posted on: Thursday September 12, 2019
by Maura Campbell ’22
In the weeks before its landfall, Hurricane Dorian had been predicted to cause large amounts of damage to the Bahamas and areas of the southeastern United States.
Its nature as a slow-moving hurricane created the potential for huge destruction, as it was predicted to remain in certain areas for hours and even days at a time.
A dozen counties in Florida declared mandatory evacuation ahead of the storm, as well as several counties in Georgia and South Carolina.
Although only a small section of the Bahamas had been predicted to be affected by Hurricane Dorian, residents were urged to evacuate their homes and gather in hurricane shelters scattered across the islands.
At the time of its landfall in the Bahamas, Hurricane Dorian was a Category 5 storm—the highest category hurricane and the strongest hurricane on record to hit the Bahamas—and was expected to produce catastrophic damage. The hurricane, as predicted, moved slowly over the Bahamas and battered the islands for 51 hours.
Since Hurricane Dorian’s landfall on Sunday, September 1, the official death toll has risen to 50 while 25,000 people have been registered as missing.
Approximately 70,000 people have been left homeless on the northern islands of the Bahamas, particularly on Grand Bahama and the Abaco Islands.
The Bahamian financial services industry has stated that this devastation is a “humanitarian crisis,” and global relief agencies have begun the process of sending aid.
Several hours later, on Sept. 2, Hurricane Dorian made landfall in the United States on the Florida coast. By this time, its strength had sharply declined from 185 mph winds to 60 mph winds, changing its classification to a tropical storm.
According to the National Weather Service, major beach erosion occurred at Flagler Beach and Vero Beach, on the eastern coast of Florida. In South Carolina and Georgia, residents continue to deal with flooding and damages caused by Hurricane Dorian.
As the storm moved north, it continued to affect coastlines with problems such as downed trees and downed power lines, as far north as Halifax, Canada.
In the past week, the U.S. State Department has released a statement in response to the destruction in the Bahamas, including the following pledge to provide aid:
“The U.S. government is working in partnership with the Government of The Bahamas, including the National Emergency Management Authority, to deliver emergency supplies to address the immediate needs in the wake of Hurricane Dorian.”
It has also reiterated its goal of “providing humanitarian assistance, search and rescue operations, and other disaster response measures as well as assisting U.S. citizens in the affected areas” in Dorian’s aftermath.
Additionally, The U.S. Agency for International Development (USAID) has sent in its Disaster Assistance Response Team “to coordinate the U.S. response and provide technical support to the National Emergency Management Authority, which is managing the overall relief effort.”

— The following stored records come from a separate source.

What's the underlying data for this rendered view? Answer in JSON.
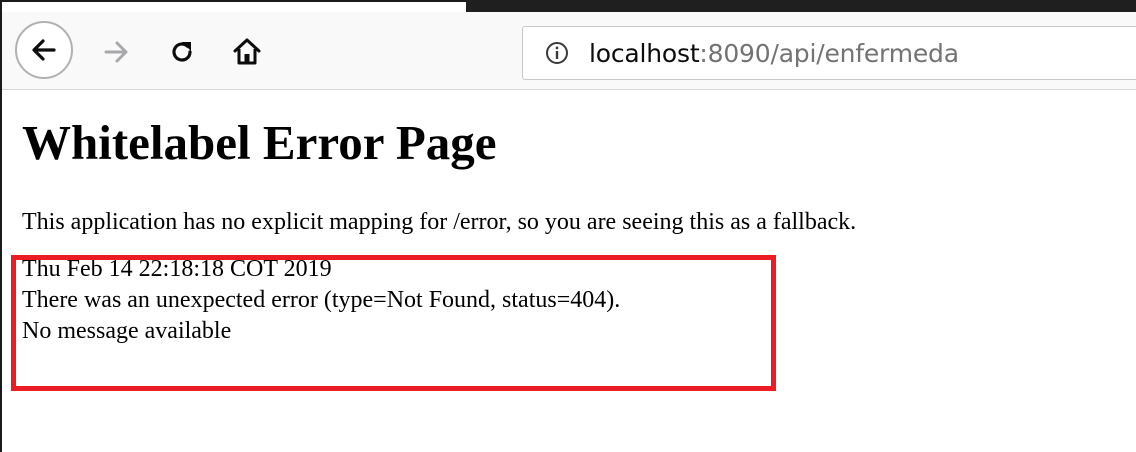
{
  "browser": {
    "url_host": "localhost",
    "url_rest": ":8090/api/enfermeda",
    "icons": {
      "back": "back-arrow-icon",
      "forward": "forward-arrow-icon",
      "reload": "reload-icon",
      "home": "home-icon",
      "info": "info-icon"
    }
  },
  "page": {
    "title": "Whitelabel Error Page",
    "message": "This application has no explicit mapping for /error, so you are seeing this as a fallback.",
    "timestamp": "Thu Feb 14 22:18:18 COT 2019",
    "error_line": "There was an unexpected error (type=Not Found, status=404).",
    "detail": "No message available"
  },
  "colors": {
    "highlight_border": "#ec1c24",
    "url_host": "#0c0c0d",
    "url_rest": "#737373"
  }
}
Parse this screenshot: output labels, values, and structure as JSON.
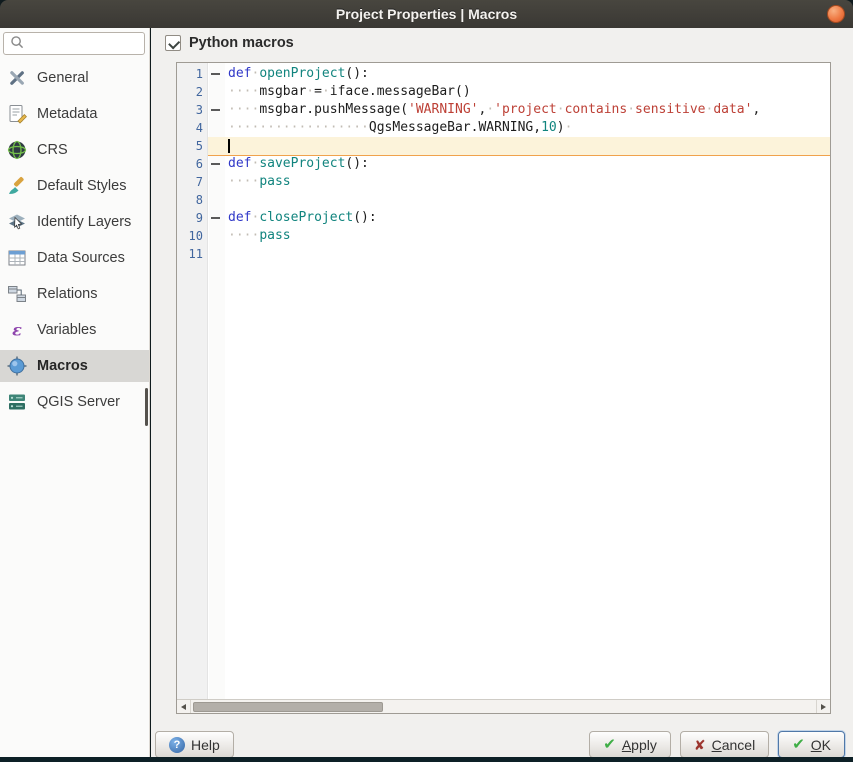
{
  "window": {
    "title": "Project Properties | Macros"
  },
  "sidebar": {
    "search": {
      "placeholder": ""
    },
    "items": [
      {
        "label": "General",
        "icon": "general-icon",
        "selected": false
      },
      {
        "label": "Metadata",
        "icon": "metadata-icon",
        "selected": false
      },
      {
        "label": "CRS",
        "icon": "crs-icon",
        "selected": false
      },
      {
        "label": "Default Styles",
        "icon": "default-styles-icon",
        "selected": false
      },
      {
        "label": "Identify Layers",
        "icon": "identify-layers-icon",
        "selected": false
      },
      {
        "label": "Data Sources",
        "icon": "data-sources-icon",
        "selected": false
      },
      {
        "label": "Relations",
        "icon": "relations-icon",
        "selected": false
      },
      {
        "label": "Variables",
        "icon": "variables-icon",
        "selected": false
      },
      {
        "label": "Macros",
        "icon": "macros-icon",
        "selected": true
      },
      {
        "label": "QGIS Server",
        "icon": "qgis-server-icon",
        "selected": false
      }
    ]
  },
  "content": {
    "python_macros": {
      "label": "Python macros",
      "checked": true
    }
  },
  "editor": {
    "language": "python",
    "current_line": 5,
    "code_text": "def openProject():\n    msgbar = iface.messageBar()\n    msgbar.pushMessage('WARNING', 'project contains sensitive data',\n                  QgsMessageBar.WARNING,10) \n\ndef saveProject():\n    pass\n\ndef closeProject():\n    pass\n",
    "lines": [
      {
        "num": 1,
        "fold": true,
        "current": false,
        "segments": [
          {
            "c": "kw",
            "t": "def"
          },
          {
            "c": "ws",
            "t": "·"
          },
          {
            "c": "name",
            "t": "openProject"
          },
          {
            "c": "plain",
            "t": "():"
          }
        ]
      },
      {
        "num": 2,
        "fold": false,
        "current": false,
        "segments": [
          {
            "c": "ws",
            "t": "····"
          },
          {
            "c": "plain",
            "t": "msgbar"
          },
          {
            "c": "ws",
            "t": "·"
          },
          {
            "c": "plain",
            "t": "="
          },
          {
            "c": "ws",
            "t": "·"
          },
          {
            "c": "plain",
            "t": "iface.messageBar()"
          }
        ]
      },
      {
        "num": 3,
        "fold": true,
        "current": false,
        "segments": [
          {
            "c": "ws",
            "t": "····"
          },
          {
            "c": "plain",
            "t": "msgbar.pushMessage("
          },
          {
            "c": "str",
            "t": "'WARNING'"
          },
          {
            "c": "plain",
            "t": ","
          },
          {
            "c": "ws",
            "t": "·"
          },
          {
            "c": "str",
            "t": "'project"
          },
          {
            "c": "ws",
            "t": "·"
          },
          {
            "c": "str",
            "t": "contains"
          },
          {
            "c": "ws",
            "t": "·"
          },
          {
            "c": "str",
            "t": "sensitive"
          },
          {
            "c": "ws",
            "t": "·"
          },
          {
            "c": "str",
            "t": "data'"
          },
          {
            "c": "plain",
            "t": ","
          }
        ]
      },
      {
        "num": 4,
        "fold": false,
        "current": false,
        "segments": [
          {
            "c": "ws",
            "t": "··················"
          },
          {
            "c": "plain",
            "t": "QgsMessageBar.WARNING,"
          },
          {
            "c": "num",
            "t": "10"
          },
          {
            "c": "plain",
            "t": ")"
          },
          {
            "c": "ws",
            "t": "·"
          }
        ]
      },
      {
        "num": 5,
        "fold": false,
        "current": true,
        "segments": []
      },
      {
        "num": 6,
        "fold": true,
        "current": false,
        "segments": [
          {
            "c": "kw",
            "t": "def"
          },
          {
            "c": "ws",
            "t": "·"
          },
          {
            "c": "name",
            "t": "saveProject"
          },
          {
            "c": "plain",
            "t": "():"
          }
        ]
      },
      {
        "num": 7,
        "fold": false,
        "current": false,
        "segments": [
          {
            "c": "ws",
            "t": "····"
          },
          {
            "c": "name",
            "t": "pass"
          }
        ]
      },
      {
        "num": 8,
        "fold": false,
        "current": false,
        "segments": []
      },
      {
        "num": 9,
        "fold": true,
        "current": false,
        "segments": [
          {
            "c": "kw",
            "t": "def"
          },
          {
            "c": "ws",
            "t": "·"
          },
          {
            "c": "name",
            "t": "closeProject"
          },
          {
            "c": "plain",
            "t": "():"
          }
        ]
      },
      {
        "num": 10,
        "fold": false,
        "current": false,
        "segments": [
          {
            "c": "ws",
            "t": "····"
          },
          {
            "c": "name",
            "t": "pass"
          }
        ]
      },
      {
        "num": 11,
        "fold": false,
        "current": false,
        "segments": []
      }
    ]
  },
  "buttons": {
    "help": "Help",
    "apply": "Apply",
    "cancel": "Cancel",
    "ok": "OK"
  },
  "colors": {
    "titlebar": "#3c3a36",
    "close_button": "#ef7a44",
    "sidebar_selection": "#d8d7d4",
    "keyword": "#3139c8",
    "definition_name": "#11847e",
    "string": "#bd4036",
    "number": "#11847e",
    "line_number": "#41669e",
    "current_line_bg": "#fcf3da",
    "current_line_underline": "#f0a24c"
  }
}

Several interest groups have also pledged to send aid and assist the people affected by Hurricane Dorian in the rebuilding process. Global organizations such as the American Red Cross, The Salvation Army, Project Hope, Americares, and Habitat for Humanity are accepting donations and volunteers to help provide Bahamians with medical care, clothing, food, housing, and other necessities.

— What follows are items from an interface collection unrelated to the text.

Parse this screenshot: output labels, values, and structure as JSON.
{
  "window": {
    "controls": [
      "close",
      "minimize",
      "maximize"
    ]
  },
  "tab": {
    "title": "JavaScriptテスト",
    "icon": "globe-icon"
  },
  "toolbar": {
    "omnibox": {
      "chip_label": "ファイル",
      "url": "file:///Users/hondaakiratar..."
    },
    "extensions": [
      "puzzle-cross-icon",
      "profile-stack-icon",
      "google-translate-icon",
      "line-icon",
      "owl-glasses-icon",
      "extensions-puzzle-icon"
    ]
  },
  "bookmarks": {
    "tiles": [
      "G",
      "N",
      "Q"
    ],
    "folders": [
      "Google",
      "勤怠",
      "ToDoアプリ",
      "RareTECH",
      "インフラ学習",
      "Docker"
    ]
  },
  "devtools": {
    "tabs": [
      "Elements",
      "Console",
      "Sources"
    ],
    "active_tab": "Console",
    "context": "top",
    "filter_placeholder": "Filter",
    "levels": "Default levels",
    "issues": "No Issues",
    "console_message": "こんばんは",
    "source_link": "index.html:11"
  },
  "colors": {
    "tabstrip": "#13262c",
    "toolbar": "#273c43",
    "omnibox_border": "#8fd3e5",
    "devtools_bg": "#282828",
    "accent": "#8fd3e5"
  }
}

World Central Kitchen has dedicated itsef to providing food to the most affected islands, and has already provided 100,000 meals for people in need after the hurricane.
The Caribbean Disaster Emergency Management Agency has instructions posted on how to donate money directly to the Bahamian government in their recovery efforts. On GoFundMe, there are several verified campaigns raising money for hurricane relief in the Bahamas, the most notable of which is HeadKnowles Hurricane Relief, an organization dedicated to providing disaster relief.
Hurricane Dorian has been a devastating natural disaster for thousands of people in the Bahamas. Relief organizations, donations, volunteer efforts, and global solidarity and work are in full effect towards helping those affected by Dorian.